Understanding US Sales Taxes

UK clients often assume that US sales taxes operate essentially like VAT. While both are consumption taxes, the similarity ends there. So, how do US sales taxes differ?

  • Who collects and pays the tax. VAT is a tax imposed on the value added at each stage of the production and distribution of goods or upon the provision of services. As a result, output taxes are charged at each sale in the chain, with a corresponding right to reclaim any input taxes paid. US sales taxes, in contrast, are collected from the end user only. Thus, goods sold for resale are generally exempt from sales tax, as are raw materials used in manufacturing. In the end, the consumer theoretically bears the incidence of the tax under either system. But, the two systems arrive at this result in different ways.
  • Uniformity. VAT is applied uniformly throughout the United Kingdom. In the United States, in contrast, each state has different laws governing what is subject to tax and at what rate. In fact, it is common for localities (e.g., cities and counties) within states to have their own sales tax rates. Consequently, a US company could be required to collect sales tax at many different rates determined by the customer’s location and to remit the tax to as many as 50 different state jurisdictions and even to local jurisdictions.
  • What is subject to tax. In the UK, almost all goods and services are subject to VAT. In the US, however, sales taxes are typically imposed only on the sale of tangible personal property. Each US state decides for itself which goods and services will be subject to tax. In recent years there has been a trend among the states in favor of taxing more intangible property (e.g., downloadable software) and more services. However, sales taxes are still imposed overwhelmingly solely on sales of tangible personal property.
  • The rate of tax. Whereas in the UK, VAT is usually 20%, US sales tax rates are much lower. Five US states have no sales tax whatsoever. Of the remaining states, sales tax rates range from 1.76% (Alaska) to 9.98% (Louisiana). As in the UK, most US states have opted to impose reduced or zero-rates on certain goods (in the US, for example, on food and medicine).
  • Who must collect the tax. In a unitary system like the UK, the government can impose on any UK company the obligation to collect and pay VAT. In our federal system, in contrast, a state’s power to require out-of-state companies to collect sales taxes is more limited. Traditionally, the US Supreme Court has ruled – based upon its interpretation of the so-called “dormant commerce clause’ of the US Constitution – that a state cannot require a company to collect sales taxes on sales to residents of that state unless the company has a “physical presence” in the state. Recently this rule was overturned by the US Supreme Court, creating uncertainty as to what degree of connection to a state is required before a state can obligate an out-of-state seller to collect sales taxes on sales to residents of that state. This issue is likely to be clarified in the coming year as states adopt new legislation and the courts rule on the constitutionality of those new rules.

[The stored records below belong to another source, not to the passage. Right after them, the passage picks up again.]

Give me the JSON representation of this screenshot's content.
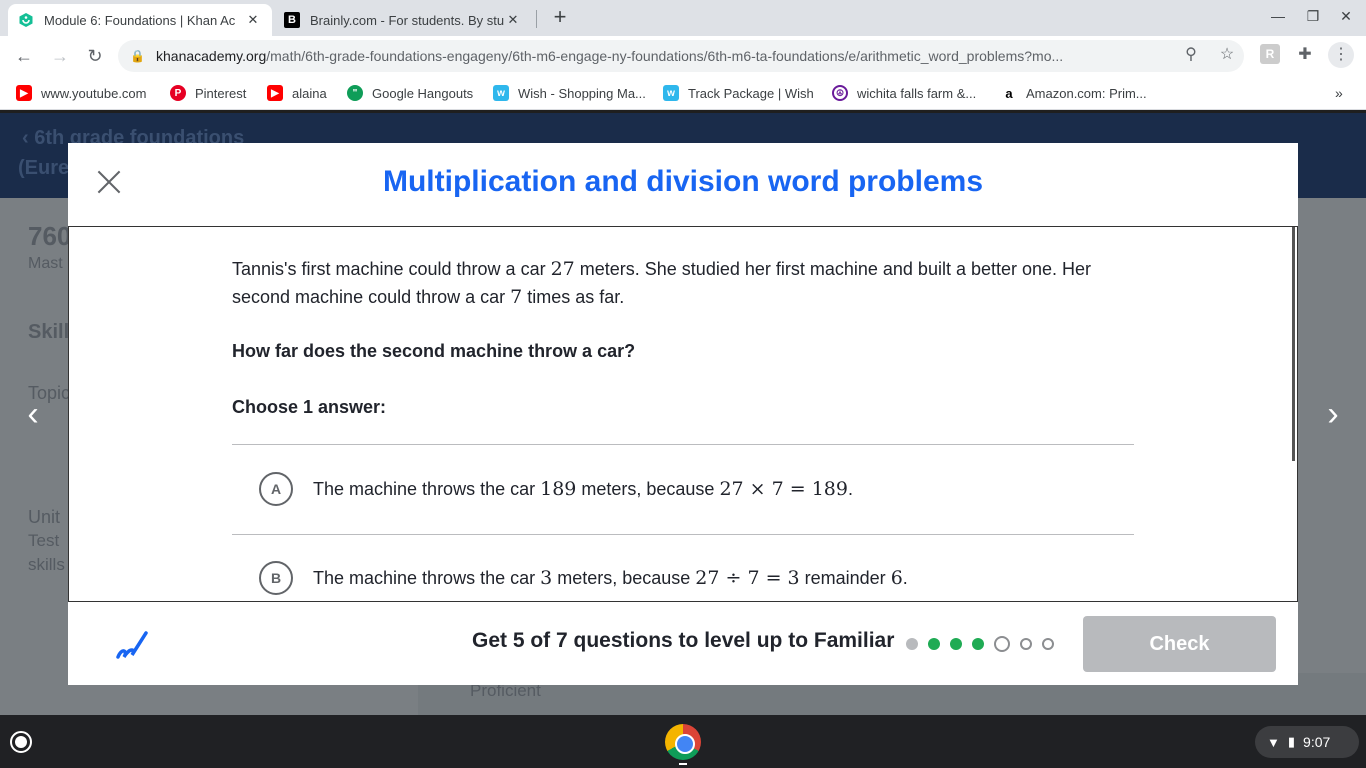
{
  "browser": {
    "tabs": [
      {
        "title": "Module 6: Foundations | Khan Ac",
        "active": true
      },
      {
        "title": "Brainly.com - For students. By stu",
        "active": false
      }
    ],
    "url_host": "khanacademy.org",
    "url_path": "/math/6th-grade-foundations-engageny/6th-m6-engage-ny-foundations/6th-m6-ta-foundations/e/arithmetic_word_problems?mo...",
    "bookmarks": [
      {
        "label": "www.youtube.com",
        "color": "#ff0000"
      },
      {
        "label": "Pinterest",
        "color": "#e60023"
      },
      {
        "label": "alaina",
        "color": "#ff0000"
      },
      {
        "label": "Google Hangouts",
        "color": "#0f9d58"
      },
      {
        "label": "Wish - Shopping Ma...",
        "color": "#2fb7ec"
      },
      {
        "label": "Track Package | Wish",
        "color": "#2fb7ec"
      },
      {
        "label": "wichita falls farm &...",
        "color": "#6a1b9a"
      },
      {
        "label": "Amazon.com: Prim...",
        "color": "#000000"
      }
    ],
    "bookmarks_overflow": "»"
  },
  "underlay": {
    "breadcrumb_line1": "6th grade foundations",
    "breadcrumb_line2": "(Eure",
    "points": "760",
    "mastery": "Mast",
    "skills": "Skill",
    "topic": "Topic",
    "unit": "Unit",
    "test": "Test",
    "skills2": "skills",
    "proficient": "Proficient"
  },
  "modal": {
    "title": "Multiplication and division word problems",
    "question": {
      "p1_a": "Tannis's first machine could throw a car ",
      "p1_n1": "27",
      "p1_b": " meters. She studied her first machine and built a better one. Her second machine could throw a car ",
      "p1_n2": "7",
      "p1_c": " times as far.",
      "ask": "How far does the second machine throw a car?",
      "choose": "Choose 1 answer:"
    },
    "choices": [
      {
        "letter": "A",
        "pre": "The machine throws the car ",
        "num": "189",
        "mid": " meters, because ",
        "math": "27 × 7 = 189",
        "post": "."
      },
      {
        "letter": "B",
        "pre": "The machine throws the car ",
        "num": "3",
        "mid": " meters, because ",
        "math": "27 ÷ 7 = 3",
        "post": " remainder ",
        "post_num": "6",
        "end": "."
      }
    ],
    "footer": {
      "progress": "Get 5 of 7 questions to level up to Familiar",
      "dots": [
        "gray",
        "green",
        "green",
        "green",
        "current",
        "empty",
        "empty"
      ],
      "check": "Check"
    }
  },
  "shelf": {
    "time": "9:07"
  },
  "colors": {
    "accent": "#1865f2",
    "correct": "#1fab54",
    "disabled": "#b8babd"
  }
}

Despite these differences, the UK’s VAT system and the US sales tax system are alike in one key respect: governments impose harsh penalties upon companies that fail to collect and pay over the required tax. In fact, in the US, companies that are required to collect sales tax are liable for the sales tax, even if they are never collected. In addition, the company’s owners, officers, or directors can be personally liable for any amount collected but not paid over.